This site uses cookies to store information on your computer. I'm fine with this Cookie information
QUICK EXIT

Pelvic Inflammatory Disease

What is pelvic inflammatory disease?

This is an inflammation affecting the organs in the pelvis. This is usually caused by an infection that spreads from the vagina through the cervix (the entrance to the womb) to the uterus (womb) and then up higher through the fallopian tubes (these tubes carry eggs from the ovaries to the womb) towards the ovaries and then to the inside of the abdomen.

If this inflammation occurs suddenly and is severe it is called 'acute PID'. It can also cause a collection of fluid to develop, usually inside the tubes and close to the ovaries (this is called a tubo-ovarian abscess and is a serious complication that will require hospital treatment).

Sometimes the inflammation is less severe and can persist for a long time - this called chronic PID.

Who gets PID?

Women get PID because this is an inflammatory process affecting female organs inside the pelvis. PID is common and tends to affect younger women (under the age of 45). Those under the age of 25 are most at risk. 

These women are usually sexually active and may have acquired an infection such as gonorrhoea or chlamydia from a sexual partner without realising.

What causes PID?

The most likely cause of PID is untreated Chlamydia or gonorrhoea. These two sexually transmitted infections cause one quarter of cases of PID, and may be passed from a sexual partner without realising as they often do not cause symptoms.

Is PID always sexually transmitted?

No. Sometimes PID is caused by infections that are not sexually transmitted. It can occur after fitting a coil.  Occasionally, PID can develop after a miscarriage or an abortion. Rarely, it can occur after surgery to pelvic and abdominal organs such as the bowel and even after appendicitis.

How will I know if I have PID?

Each person with PID is different, symptoms vary. The following list of symptoms may all be present in some people but others may only have some of them:

  • Smelly or unusual vaginal discharge
  • Pain in the lower abdomen
  • Deep pain inside during sexual intercourse
  • Bleeding during or after sex
  • Bleeding between periods
  • A high temperature

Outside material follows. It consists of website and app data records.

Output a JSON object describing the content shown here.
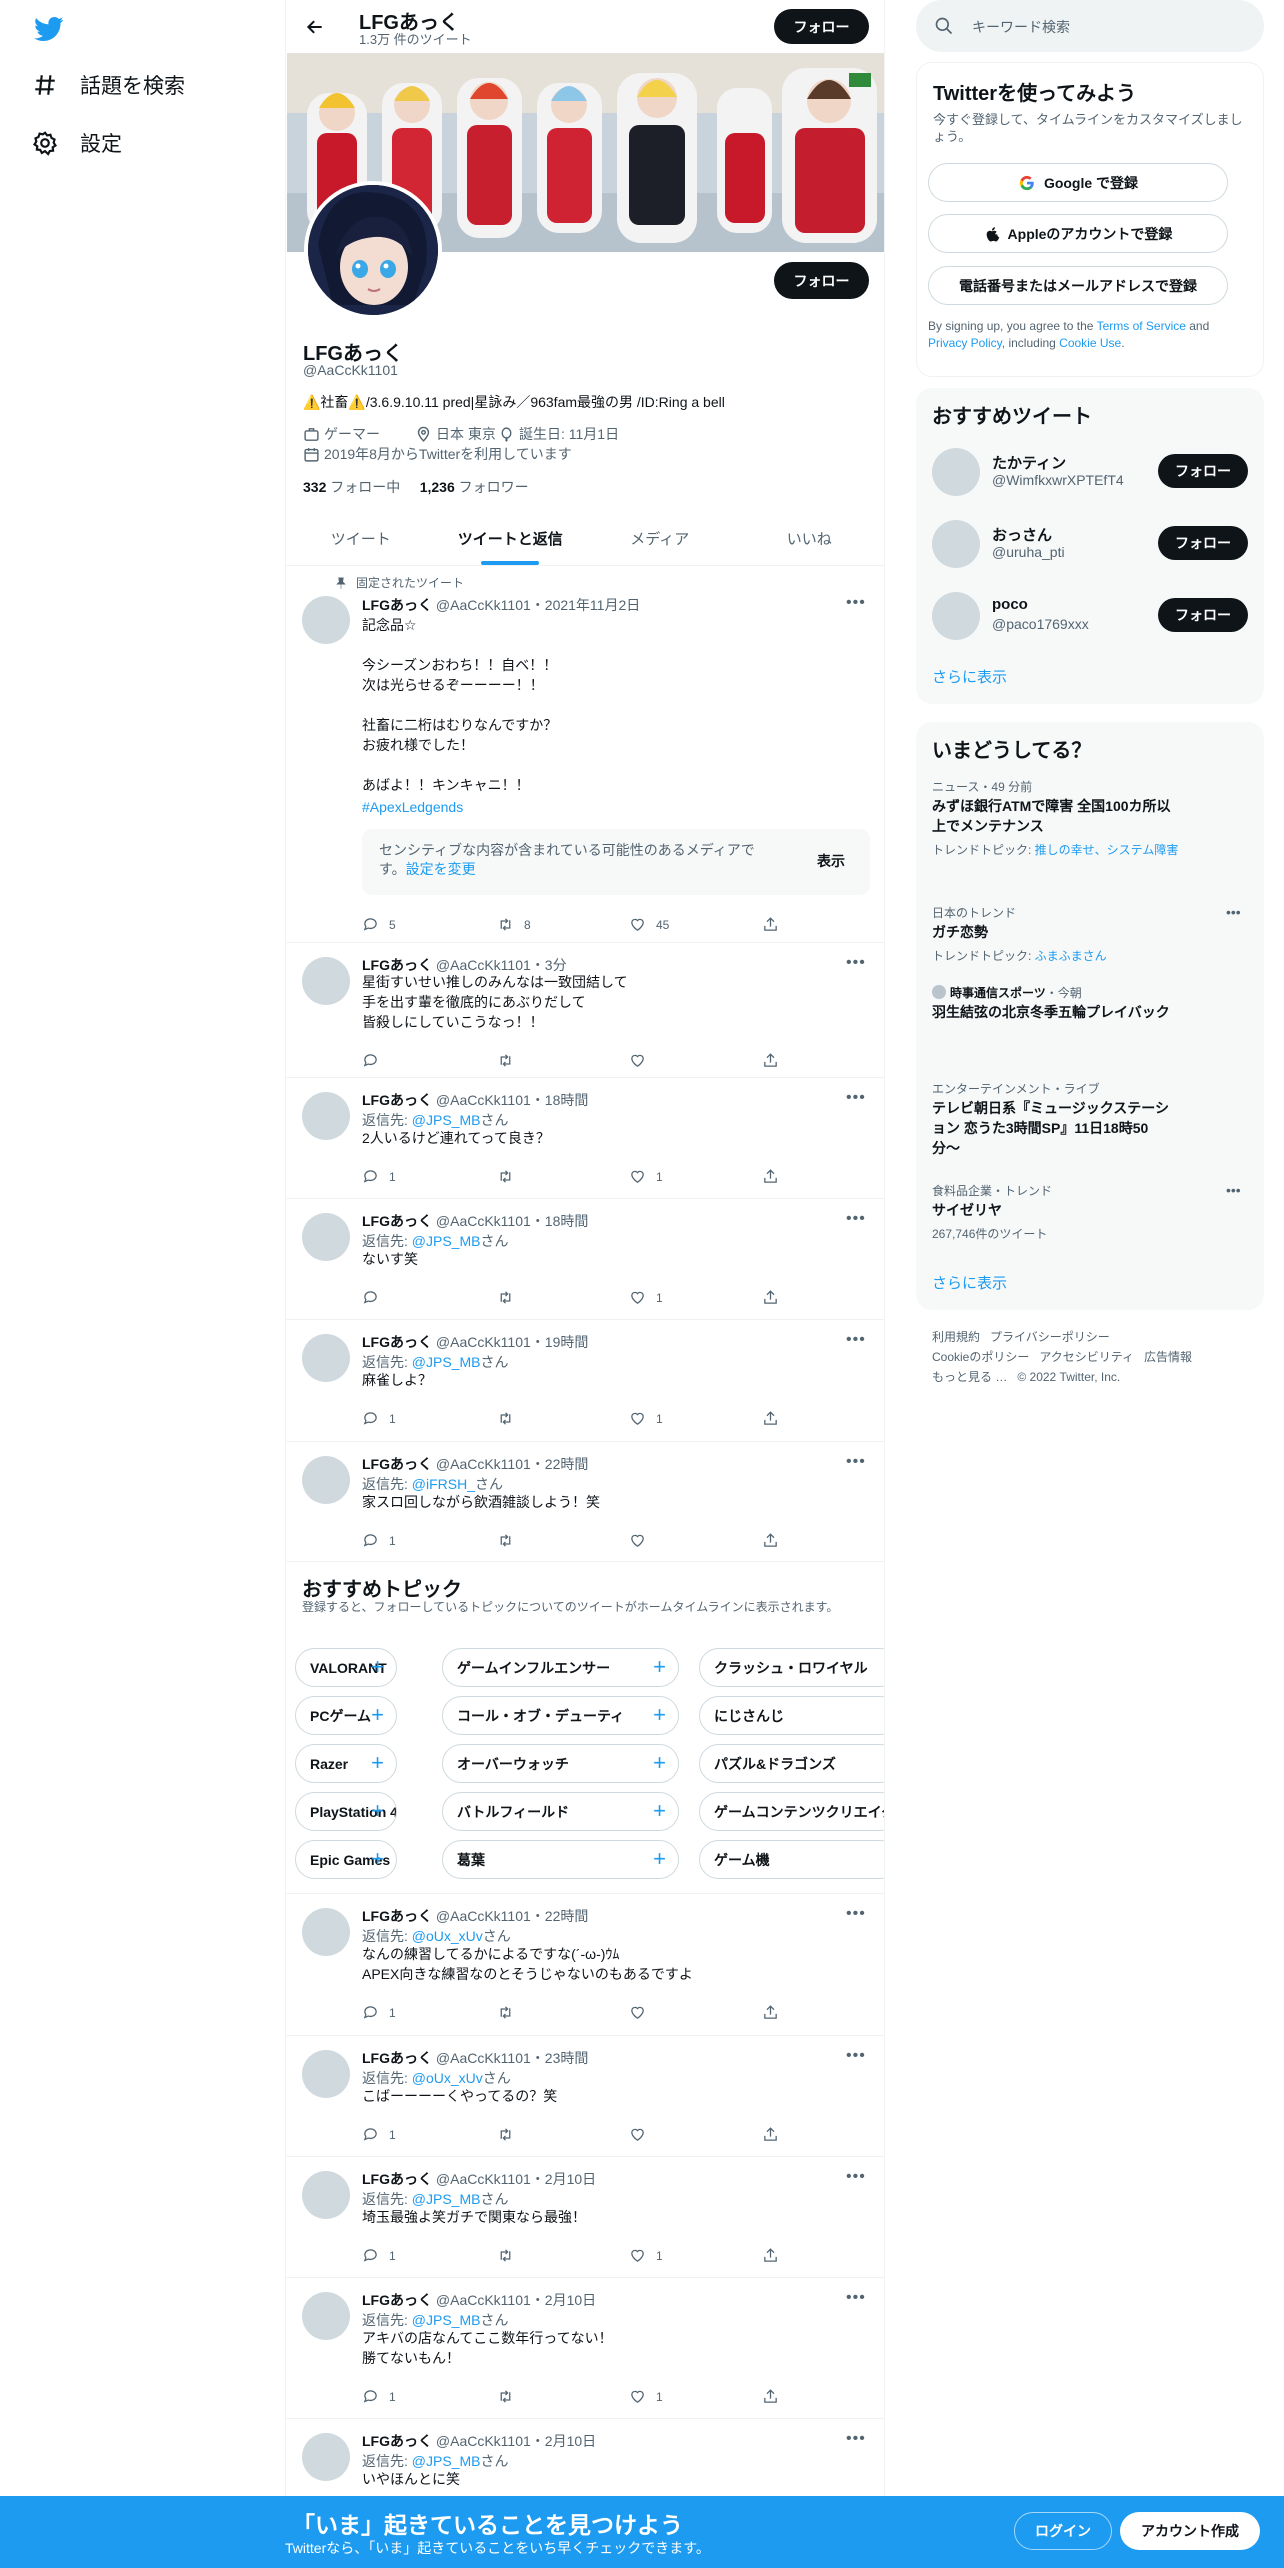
{
  "nav": {
    "explore_label": "話題を検索",
    "settings_label": "設定"
  },
  "topbar": {
    "name": "LFGあっく",
    "tweet_count": "1.3万 件のツイート",
    "follow_label": "フォロー"
  },
  "profile": {
    "name": "LFGあっく",
    "handle": "@AaCcKk1101",
    "bio": "⚠️社畜⚠️/3.6.9.10.11 pred|星詠み／963fam最強の男 /ID:Ring a bell",
    "category": "ゲーマー",
    "location": "日本 東京",
    "birthday": "誕生日: 11月1日",
    "joined": "2019年8月からTwitterを利用しています",
    "following_count": "332",
    "following_label": "フォロー中",
    "followers_count": "1,236",
    "followers_label": "フォロワー",
    "follow_label": "フォロー"
  },
  "tabs": [
    {
      "label": "ツイート"
    },
    {
      "label": "ツイートと返信"
    },
    {
      "label": "メディア"
    },
    {
      "label": "いいね"
    }
  ],
  "pinned_label": "固定されたツイート",
  "tweets": [
    {
      "name": "LFGあっく",
      "meta": "@AaCcKk1101・2021年11月2日",
      "text": "記念品☆\n\n今シーズンおわち！！自ベ！！\n次は光らせるぞーーーー！！\n\n社畜に二桁はむりなんですか？\nお疲れ様でした！\n\nあばよ！！キンキャニ！！",
      "hashtag": "#ApexLedgends",
      "sensitive": "センシティブな内容が含まれている可能性のあるメディアです。",
      "sensitive_link": "設定を変更",
      "show_label": "表示",
      "replies": "5",
      "retweets": "8",
      "likes": "45"
    },
    {
      "name": "LFGあっく",
      "meta": "@AaCcKk1101・3分",
      "text": "星街すいせい推しのみんなは一致団結して\n手を出す輩を徹底的にあぶりだして\n皆殺しにしていこうなっ！！",
      "replies": "",
      "retweets": "",
      "likes": ""
    },
    {
      "name": "LFGあっく",
      "meta": "@AaCcKk1101・18時間",
      "reply_prefix": "返信先: ",
      "reply_to": "@JPS_MB",
      "reply_suffix": "さん",
      "text": "2人いるけど連れてって良き？",
      "replies": "1",
      "retweets": "",
      "likes": "1"
    },
    {
      "name": "LFGあっく",
      "meta": "@AaCcKk1101・18時間",
      "reply_prefix": "返信先: ",
      "reply_to": "@JPS_MB",
      "reply_suffix": "さん",
      "text": "ないす笑",
      "replies": "",
      "retweets": "",
      "likes": "1"
    },
    {
      "name": "LFGあっく",
      "meta": "@AaCcKk1101・19時間",
      "reply_prefix": "返信先: ",
      "reply_to": "@JPS_MB",
      "reply_suffix": "さん",
      "text": "麻雀しよ？",
      "replies": "1",
      "retweets": "",
      "likes": "1"
    },
    {
      "name": "LFGあっく",
      "meta": "@AaCcKk1101・22時間",
      "reply_prefix": "返信先: ",
      "reply_to": "@iFRSH_",
      "reply_suffix": "さん",
      "text": "家スロ回しながら飲酒雑談しよう！笑",
      "replies": "1",
      "retweets": "",
      "likes": ""
    },
    {
      "name": "LFGあっく",
      "meta": "@AaCcKk1101・22時間",
      "reply_prefix": "返信先: ",
      "reply_to": "@oUx_xUv",
      "reply_suffix": "さん",
      "text": "なんの練習してるかによるですな(´-ω-)ｳﾑ\nAPEX向きな練習なのとそうじゃないのもあるですよ",
      "replies": "1",
      "retweets": "",
      "likes": ""
    },
    {
      "name": "LFGあっく",
      "meta": "@AaCcKk1101・23時間",
      "reply_prefix": "返信先: ",
      "reply_to": "@oUx_xUv",
      "reply_suffix": "さん",
      "text": "こばーーーーくやってるの？笑",
      "replies": "1",
      "retweets": "",
      "likes": ""
    },
    {
      "name": "LFGあっく",
      "meta": "@AaCcKk1101・2月10日",
      "reply_prefix": "返信先: ",
      "reply_to": "@JPS_MB",
      "reply_suffix": "さん",
      "text": "埼玉最強よ笑ガチで関東なら最強！",
      "replies": "1",
      "retweets": "",
      "likes": "1"
    },
    {
      "name": "LFGあっく",
      "meta": "@AaCcKk1101・2月10日",
      "reply_prefix": "返信先: ",
      "reply_to": "@JPS_MB",
      "reply_suffix": "さん",
      "text": "アキバの店なんてここ数年行ってない！\n勝てないもん！",
      "replies": "1",
      "retweets": "",
      "likes": "1"
    },
    {
      "name": "LFGあっく",
      "meta": "@AaCcKk1101・2月10日",
      "reply_prefix": "返信先: ",
      "reply_to": "@JPS_MB",
      "reply_suffix": "さん",
      "text": "いやほんとに笑"
    }
  ],
  "topics": {
    "title": "おすすめトピック",
    "subtitle": "登録すると、フォローしているトピックについてのツイートがホームタイムラインに表示されます。",
    "rows": [
      [
        "VALORANT",
        "ゲームインフルエンサー",
        "クラッシュ・ロワイヤル"
      ],
      [
        "PCゲーム",
        "コール・オブ・デューティ",
        "にじさんじ"
      ],
      [
        "Razer",
        "オーバーウォッチ",
        "パズル&ドラゴンズ"
      ],
      [
        "PlayStation 4",
        "バトルフィールド",
        "ゲームコンテンツクリエイター"
      ],
      [
        "Epic Games",
        "葛葉",
        "ゲーム機"
      ]
    ]
  },
  "search": {
    "placeholder": "キーワード検索"
  },
  "signup": {
    "title": "Twitterを使ってみよう",
    "subtitle": "今すぐ登録して、タイムラインをカスタマイズしましょう。",
    "google": "Google で登録",
    "apple": "Appleのアカウントで登録",
    "phone": "電話番号またはメールアドレスで登録",
    "legal_prefix": "By signing up, you agree to the ",
    "tos": "Terms of Service",
    "and": " and ",
    "privacy": "Privacy Policy",
    "including": ", including ",
    "cookie": "Cookie Use",
    "period": "."
  },
  "who": {
    "title": "おすすめツイート",
    "users": [
      {
        "name": "たかティン",
        "handle": "@WimfkxwrXPTEfT4"
      },
      {
        "name": "おっさん",
        "handle": "@uruha_pti"
      },
      {
        "name": "poco",
        "handle": "@paco1769xxx"
      }
    ],
    "follow_label": "フォロー",
    "more": "さらに表示"
  },
  "trends": {
    "title": "いまどうしてる？",
    "items": [
      {
        "context": "ニュース・49 分前",
        "title": "みずほ銀行ATMで障害 全国100カ所以上でメンテナンス",
        "sub_prefix": "トレンドトピック: ",
        "sub_link": "推しの幸せ、システム障害"
      },
      {
        "context": "日本のトレンド",
        "title": "ガチ恋勢",
        "sub_prefix": "トレンドトピック: ",
        "sub_link": "ふまふまさん"
      },
      {
        "context_bold": "時事通信スポーツ",
        "context": "・今朝",
        "title": "羽生結弦の北京冬季五輪プレイバック"
      },
      {
        "context": "エンターテインメント・ライブ",
        "title": "テレビ朝日系『ミュージックステーション 恋うた3時間SP』11日18時50分〜"
      },
      {
        "context": "食料品企業・トレンド",
        "title": "サイゼリヤ",
        "sub": "267,746件のツイート"
      }
    ],
    "more": "さらに表示"
  },
  "footer": {
    "links": [
      "利用規約",
      "プライバシーポリシー",
      "Cookieのポリシー",
      "アクセシビリティ",
      "広告情報",
      "もっと見る …",
      "© 2022 Twitter, Inc."
    ]
  },
  "bottombar": {
    "title": "「いま」起きていることを見つけよう",
    "subtitle": "Twitterなら、「いま」起きていることをいち早くチェックできます。",
    "login": "ログイン",
    "signup": "アカウント作成"
  },
  "colors": {
    "accent": "#1d9bf0",
    "dark": "#0f1419",
    "muted": "#536471"
  }
}
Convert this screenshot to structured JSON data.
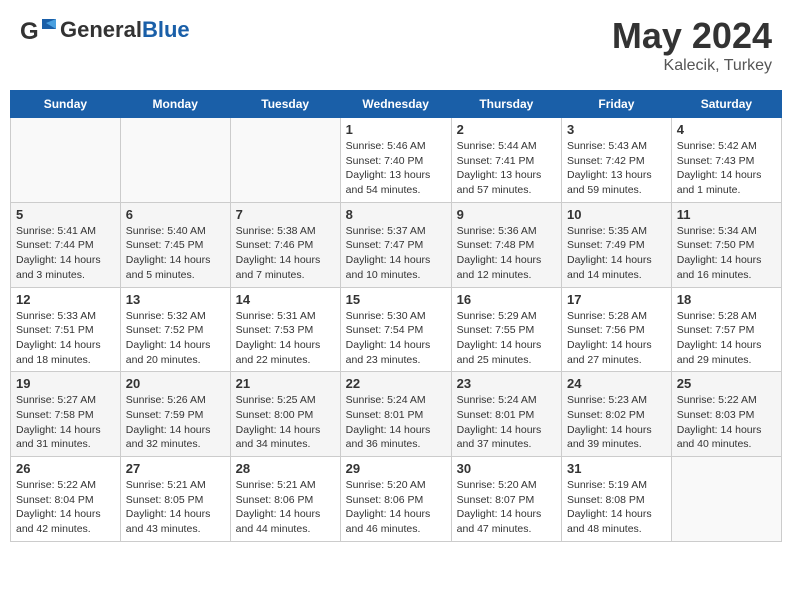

These symptoms in themselves are not uncommon and can be caused by other conditions. PID can be difficult to diagnose because your doctor is also thinking about other possible explanations for each of the symptoms listed above.

If you have lower abdominal pain, this can be due to irritable bowel syndrome (IBS), a urine infection (cystitis), a cyst on the ovary, appendicitis or even inflammatory bowel disease such as ulcerative colitis or Crohn's disease. Pregnancy is a very important cause of abdominal pain especially if the pregnancy is developing in the wrong place such as one of the tubes (ectopic).  Scarring after PID can lead to ectopic pregnancies.

Bleeding between periods can be caused by hormonal contraception such as the pill, an implant, the depo injection or a hormone coil (IUS).

Smelly discharge can be due to a condition called bacterial vaginosis.

How do I get tested for PID?

Your doctor will need to examine you if he or she suspects that you might have PID. Your doctor will recommend that you have a number of swab tests from the vagina and the cervix. You will also be offered, a pregnancy test, A urine test to check for cystitis and blood tests to check for infection.

What treatments are available if I have PID?

If your PID is thought to be mild or moderate (but not severe), you will be offered a course of antibiotic tablets.

What should I tell my partner?

If your PID is thought to have occurred because of a sexually transmitted infection, your partner(s) is advised see phone for a sexual check-up. It’s best to avoid sex with your partner(s) until they have been tested and treated.

When can I have sex again?

You should avoid having sex again with anyone who might have an untreated infection. If this is not possible, then condoms will help reduce the chance of catching infections. If your partner has been tested and treated, you can have sex again when you feel ready.

Are there any long-term problems after PID?

Pelvic inflammation and infection responds very well to antibiotics. Most women make a full recovery without any further problems. If the infection was very severe, or treatment delayed for some reason, then it is possible to get further problems such as:

  • Scarring of the Fallopian tubes which can cause an increased risk of ectopic pregnancy or difficulties in getting pregnant.
  • Long term pain that persists even after treatment

These problems are more likely if you get repeated episodes of pelvic pain. The use of condoms will help reduce the risk of further infection.